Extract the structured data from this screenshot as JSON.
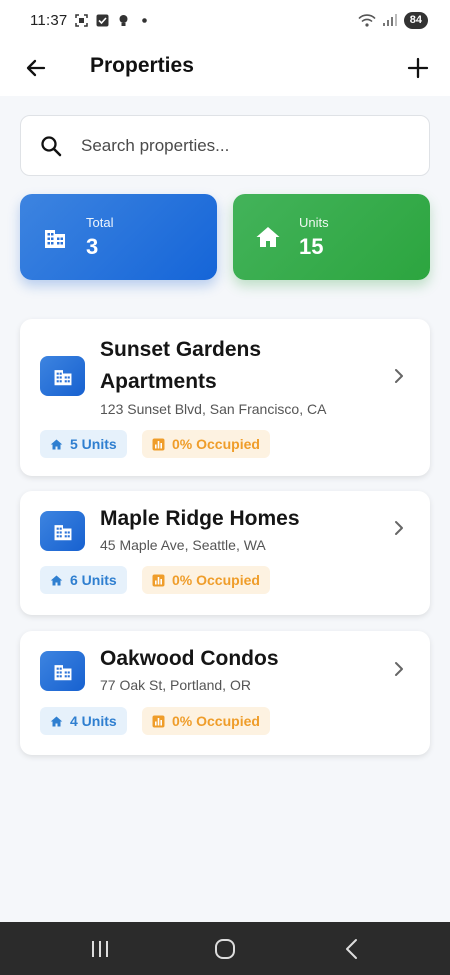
{
  "status_bar": {
    "time": "11:37",
    "battery": "84"
  },
  "app_bar": {
    "title": "Properties"
  },
  "search": {
    "placeholder": "Search properties..."
  },
  "stats": [
    {
      "label": "Total",
      "value": "3"
    },
    {
      "label": "Units",
      "value": "15"
    }
  ],
  "properties": [
    {
      "name": "Sunset Gardens Apartments",
      "address": "123 Sunset Blvd, San Francisco, CA",
      "units": "5 Units",
      "occupied": "0% Occupied"
    },
    {
      "name": "Maple Ridge Homes",
      "address": "45 Maple Ave, Seattle, WA",
      "units": "6 Units",
      "occupied": "0% Occupied"
    },
    {
      "name": "Oakwood Condos",
      "address": "77 Oak St, Portland, OR",
      "units": "4 Units",
      "occupied": "0% Occupied"
    }
  ],
  "colors": {
    "primary_blue": "#1565d8",
    "success_green": "#2ca53f",
    "units_badge_text": "#2f7fd0",
    "occupied_badge_text": "#ef9d2a"
  },
  "icons": {
    "status_bar": [
      "screenshot-icon",
      "checkbox-icon",
      "lightbulb-icon",
      "dot-icon",
      "wifi-icon",
      "signal-icon"
    ],
    "stat_total": "building-icon",
    "stat_units": "home-icon",
    "property": "building-icon",
    "units_badge": "home-icon",
    "occupied_badge": "bar-chart-icon"
  }
}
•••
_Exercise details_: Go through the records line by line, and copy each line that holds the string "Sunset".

_Your solution_:
      "name": "Sunset Gardens Apartments",
      "address": "123 Sunset Blvd, San Francisco, CA",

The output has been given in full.